2. Haematology Centre, Department of Immunology and Inflammation, Imperial College London, London, UK.
3. Clinical and Translational Research Center of Shanghai First Maternity and Infant Hospital, Shanghai Key Laboratory of Signaling and Disease Research, Frontier Science Center for Stem Cell Research, School of Life Sciences and Technology, Tongji University, Shanghai, China.
4. Jinfeng Laboratory, Chongqing, China
* These authors contributed equally to this work.
Background: Acute myeloid leukaemia (AML) is the most common acute leukaemia in adults; AML is highly heterogeneous and involves abnormalities at multiple omics levels. Small non-coding RNAs (sncRNAs) present in body fluids are important regulatory molecules and considered promising non-invasive clinical diagnostic biomarkers for disease. However, the signature of sncRNA profile alteration in AML patient serum and bone marrow supernatant is still under exploration.
Methods: We examined data for blood and bone marrow samples from 80 consecutive, newly-diagnosed patients with AML and 12 healthy controls for high throughput small RNA-sequencing. Differentially expressed sncRNAs were analysed to reveal distinct patterns between AML patients and controls. Machine learning methods were used to evaluate the efficiency of specific sncRNAs in discriminating individuals with AML from controls. The altered expression level of individual sncRNAs was evaluated by RT-PCR, Q-PCR, and northern blot. Correlation analysis was employed to assess sncRNA patterns between serum and bone marrow supernatant.
Results: We identified over 20 types of sncRNA categories beyond miRNAs in both serum and bone marrow supernatant, with highly coordinated expression patterns between them. Non-classical sncRNAs, including rsRNA (62.86%), ysRNA (14.97%), and tsRNA (4.22%), dominated among serum sncRNAs and showed sensitive alteration patterns in AML patients. According to machine learning-based algorithms, the tsRNA-based signature robustly discriminated subjects with AML from controls and was more reliable than that comprising miRNAs. Our data also showed that serum tsRNAs to be closely associated with AML prognosis, suggesting the potential application of serum tsRNAs as biomarkers to assist in AML diagnosis.
Conclusions: We comprehensively characterized the expression pattern of circulating sncRNAs in blood and bone marrow and their alteration signature between healthy controls and AML patients.
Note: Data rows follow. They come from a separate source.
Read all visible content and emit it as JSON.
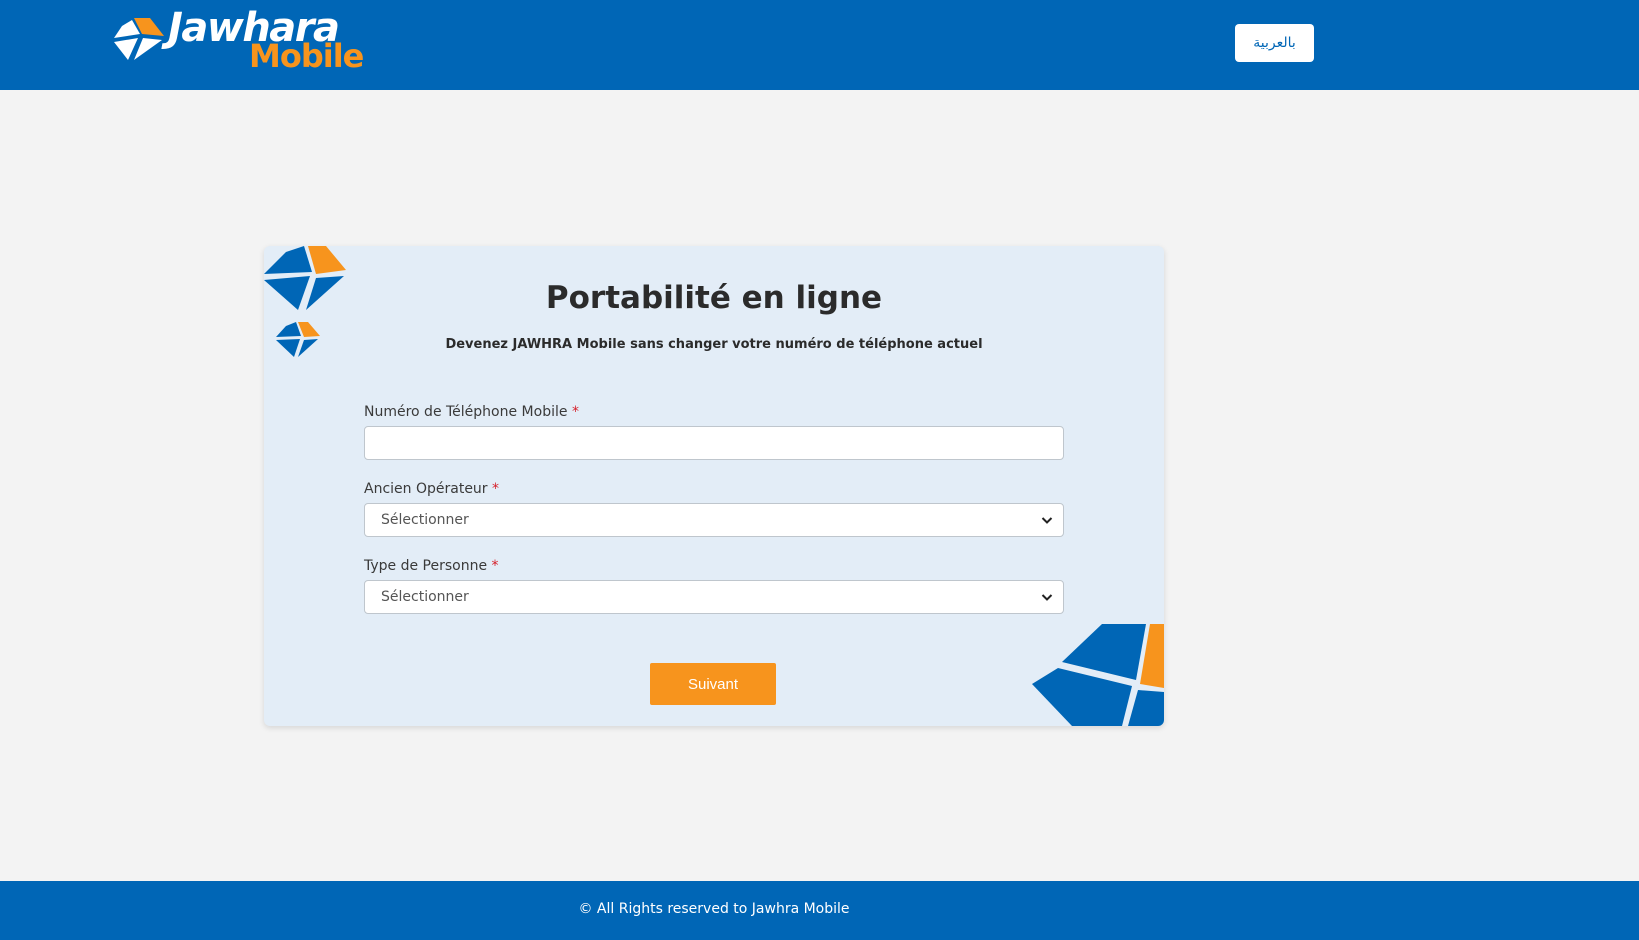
{
  "header": {
    "logo": {
      "word": "Jawhara",
      "sub": "Mobile"
    },
    "language_button": "بالعربية"
  },
  "form": {
    "title": "Portabilité en ligne",
    "subtitle": "Devenez JAWHRA Mobile sans changer votre numéro de téléphone actuel",
    "required_marker": "*",
    "fields": [
      {
        "label": "Numéro de Téléphone Mobile",
        "value": "",
        "placeholder": ""
      },
      {
        "label": "Ancien Opérateur",
        "selected": "Sélectionner"
      },
      {
        "label": "Type de Personne",
        "selected": "Sélectionner"
      }
    ],
    "submit_label": "Suivant"
  },
  "footer": {
    "text": "© All Rights reserved to Jawhra Mobile"
  },
  "colors": {
    "brand_blue": "#0066b6",
    "brand_orange": "#f7941d",
    "card_bg": "#e3edf7",
    "page_bg": "#f3f3f3",
    "required_red": "#d6202a"
  },
  "icons": {
    "logo_mark": "diamond-logo-icon",
    "select_arrow": "chevron-down-icon"
  }
}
This study enriches research of sncRNAs in the regulation of AML, and provides insights into the role of sncRNAs in AML.
Keywords: human circulating sncRNA, tsRNA, ysRNA, rsRNA, alternative noninvasive biomarker